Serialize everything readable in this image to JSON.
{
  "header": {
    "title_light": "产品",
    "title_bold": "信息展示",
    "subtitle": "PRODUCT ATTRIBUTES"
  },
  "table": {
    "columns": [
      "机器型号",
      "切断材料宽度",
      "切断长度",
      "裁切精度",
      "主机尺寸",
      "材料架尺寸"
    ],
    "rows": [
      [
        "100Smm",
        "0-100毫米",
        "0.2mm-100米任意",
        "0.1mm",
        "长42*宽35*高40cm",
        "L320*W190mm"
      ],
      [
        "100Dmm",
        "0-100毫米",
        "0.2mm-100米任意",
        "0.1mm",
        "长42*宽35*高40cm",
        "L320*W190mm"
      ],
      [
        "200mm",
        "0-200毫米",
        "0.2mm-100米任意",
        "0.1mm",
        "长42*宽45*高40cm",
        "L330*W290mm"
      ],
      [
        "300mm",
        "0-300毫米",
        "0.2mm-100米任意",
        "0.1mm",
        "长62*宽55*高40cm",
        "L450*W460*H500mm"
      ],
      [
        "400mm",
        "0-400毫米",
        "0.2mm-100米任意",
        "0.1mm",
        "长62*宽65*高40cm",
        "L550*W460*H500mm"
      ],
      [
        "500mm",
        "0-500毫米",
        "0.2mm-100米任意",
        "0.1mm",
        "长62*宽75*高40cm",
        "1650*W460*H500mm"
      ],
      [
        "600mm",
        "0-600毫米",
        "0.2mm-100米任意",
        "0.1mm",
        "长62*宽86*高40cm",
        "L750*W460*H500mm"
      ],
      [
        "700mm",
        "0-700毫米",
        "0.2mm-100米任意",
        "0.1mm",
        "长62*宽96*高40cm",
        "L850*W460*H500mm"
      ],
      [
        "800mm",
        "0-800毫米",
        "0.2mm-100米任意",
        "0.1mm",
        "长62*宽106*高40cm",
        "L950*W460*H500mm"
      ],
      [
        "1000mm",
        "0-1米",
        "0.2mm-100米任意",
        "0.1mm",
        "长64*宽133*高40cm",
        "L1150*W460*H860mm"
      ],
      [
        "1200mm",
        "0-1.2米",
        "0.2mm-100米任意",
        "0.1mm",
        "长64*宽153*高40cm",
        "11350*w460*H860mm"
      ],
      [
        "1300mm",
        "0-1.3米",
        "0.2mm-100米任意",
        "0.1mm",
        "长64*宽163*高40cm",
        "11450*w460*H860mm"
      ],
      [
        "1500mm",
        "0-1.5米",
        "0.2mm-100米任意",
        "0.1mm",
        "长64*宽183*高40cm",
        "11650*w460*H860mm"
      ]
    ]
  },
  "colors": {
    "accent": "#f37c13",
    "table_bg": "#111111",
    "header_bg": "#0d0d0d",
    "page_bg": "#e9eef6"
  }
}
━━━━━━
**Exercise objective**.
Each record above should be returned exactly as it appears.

**Solution to this problem**.
Serialize everything readable in this image to JSON.
{
  "header": {
    "title_light": "产品",
    "title_bold": "信息展示",
    "subtitle": "PRODUCT ATTRIBUTES"
  },
  "table": {
    "columns": [
      "机器型号",
      "切断材料宽度",
      "切断长度",
      "裁切精度",
      "主机尺寸",
      "材料架尺寸"
    ],
    "rows": [
      [
        "100Smm",
        "0-100毫米",
        "0.2mm-100米任意",
        "0.1mm",
        "长42*宽35*高40cm",
        "L320*W190mm"
      ],
      [
        "100Dmm",
        "0-100毫米",
        "0.2mm-100米任意",
        "0.1mm",
        "长42*宽35*高40cm",
        "L320*W190mm"
      ],
      [
        "200mm",
        "0-200毫米",
        "0.2mm-100米任意",
        "0.1mm",
        "长42*宽45*高40cm",
        "L330*W290mm"
      ],
      [
        "300mm",
        "0-300毫米",
        "0.2mm-100米任意",
        "0.1mm",
        "长62*宽55*高40cm",
        "L450*W460*H500mm"
      ],
      [
        "400mm",
        "0-400毫米",
        "0.2mm-100米任意",
        "0.1mm",
        "长62*宽65*高40cm",
        "L550*W460*H500mm"
      ],
      [
        "500mm",
        "0-500毫米",
        "0.2mm-100米任意",
        "0.1mm",
        "长62*宽75*高40cm",
        "1650*W460*H500mm"
      ],
      [
        "600mm",
        "0-600毫米",
        "0.2mm-100米任意",
        "0.1mm",
        "长62*宽86*高40cm",
        "L750*W460*H500mm"
      ],
      [
        "700mm",
        "0-700毫米",
        "0.2mm-100米任意",
        "0.1mm",
        "长62*宽96*高40cm",
        "L850*W460*H500mm"
      ],
      [
        "800mm",
        "0-800毫米",
        "0.2mm-100米任意",
        "0.1mm",
        "长62*宽106*高40cm",
        "L950*W460*H500mm"
      ],
      [
        "1000mm",
        "0-1米",
        "0.2mm-100米任意",
        "0.1mm",
        "长64*宽133*高40cm",
        "L1150*W460*H860mm"
      ],
      [
        "1200mm",
        "0-1.2米",
        "0.2mm-100米任意",
        "0.1mm",
        "长64*宽153*高40cm",
        "11350*w460*H860mm"
      ],
      [
        "1300mm",
        "0-1.3米",
        "0.2mm-100米任意",
        "0.1mm",
        "长64*宽163*高40cm",
        "11450*w460*H860mm"
      ],
      [
        "1500mm",
        "0-1.5米",
        "0.2mm-100米任意",
        "0.1mm",
        "长64*宽183*高40cm",
        "11650*w460*H860mm"
      ]
    ]
  },
  "colors": {
    "accent": "#f37c13",
    "table_bg": "#111111",
    "header_bg": "#0d0d0d",
    "page_bg": "#e9eef6"
  }
}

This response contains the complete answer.